- **PROBLEM TO WORK ON**
Should any entry seem unclear, still set it down exactly as given, along with all the others.

- **EXCERPTED RECORDS**
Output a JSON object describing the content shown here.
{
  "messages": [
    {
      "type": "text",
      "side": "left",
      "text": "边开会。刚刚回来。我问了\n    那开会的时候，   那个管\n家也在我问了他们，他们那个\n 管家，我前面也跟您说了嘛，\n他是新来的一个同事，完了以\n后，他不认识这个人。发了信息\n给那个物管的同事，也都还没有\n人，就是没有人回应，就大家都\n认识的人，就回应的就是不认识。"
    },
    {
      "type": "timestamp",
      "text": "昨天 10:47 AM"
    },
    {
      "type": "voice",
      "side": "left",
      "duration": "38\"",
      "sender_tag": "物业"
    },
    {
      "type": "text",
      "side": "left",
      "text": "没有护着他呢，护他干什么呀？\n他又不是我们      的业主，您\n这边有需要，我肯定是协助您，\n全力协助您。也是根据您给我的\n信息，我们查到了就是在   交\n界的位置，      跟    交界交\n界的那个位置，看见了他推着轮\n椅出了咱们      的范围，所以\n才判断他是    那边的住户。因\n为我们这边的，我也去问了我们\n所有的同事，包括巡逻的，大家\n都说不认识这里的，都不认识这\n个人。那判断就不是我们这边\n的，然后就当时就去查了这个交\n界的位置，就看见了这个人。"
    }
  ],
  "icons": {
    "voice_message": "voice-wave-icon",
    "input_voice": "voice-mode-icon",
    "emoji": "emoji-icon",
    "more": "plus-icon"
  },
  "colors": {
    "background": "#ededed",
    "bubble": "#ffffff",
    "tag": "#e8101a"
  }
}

- **RESULT**
Output a JSON object describing the content shown here.
{
  "messages": [
    {
      "type": "text",
      "side": "left",
      "text": "边开会。刚刚回来。我问了\n    那开会的时候，   那个管\n家也在我问了他们，他们那个\n 管家，我前面也跟您说了嘛，\n他是新来的一个同事，完了以\n后，他不认识这个人。发了信息\n给那个物管的同事，也都还没有\n人，就是没有人回应，就大家都\n认识的人，就回应的就是不认识。"
    },
    {
      "type": "timestamp",
      "text": "昨天 10:47 AM"
    },
    {
      "type": "voice",
      "side": "left",
      "duration": "38\"",
      "sender_tag": "物业"
    },
    {
      "type": "text",
      "side": "left",
      "text": "没有护着他呢，护他干什么呀？\n他又不是我们      的业主，您\n这边有需要，我肯定是协助您，\n全力协助您。也是根据您给我的\n信息，我们查到了就是在   交\n界的位置，      跟    交界交\n界的那个位置，看见了他推着轮\n椅出了咱们      的范围，所以\n才判断他是    那边的住户。因\n为我们这边的，我也去问了我们\n所有的同事，包括巡逻的，大家\n都说不认识这里的，都不认识这\n个人。那判断就不是我们这边\n的，然后就当时就去查了这个交\n界的位置，就看见了这个人。"
    }
  ],
  "icons": {
    "voice_message": "voice-wave-icon",
    "input_voice": "voice-mode-icon",
    "emoji": "emoji-icon",
    "more": "plus-icon"
  },
  "colors": {
    "background": "#ededed",
    "bubble": "#ffffff",
    "tag": "#e8101a"
  }
}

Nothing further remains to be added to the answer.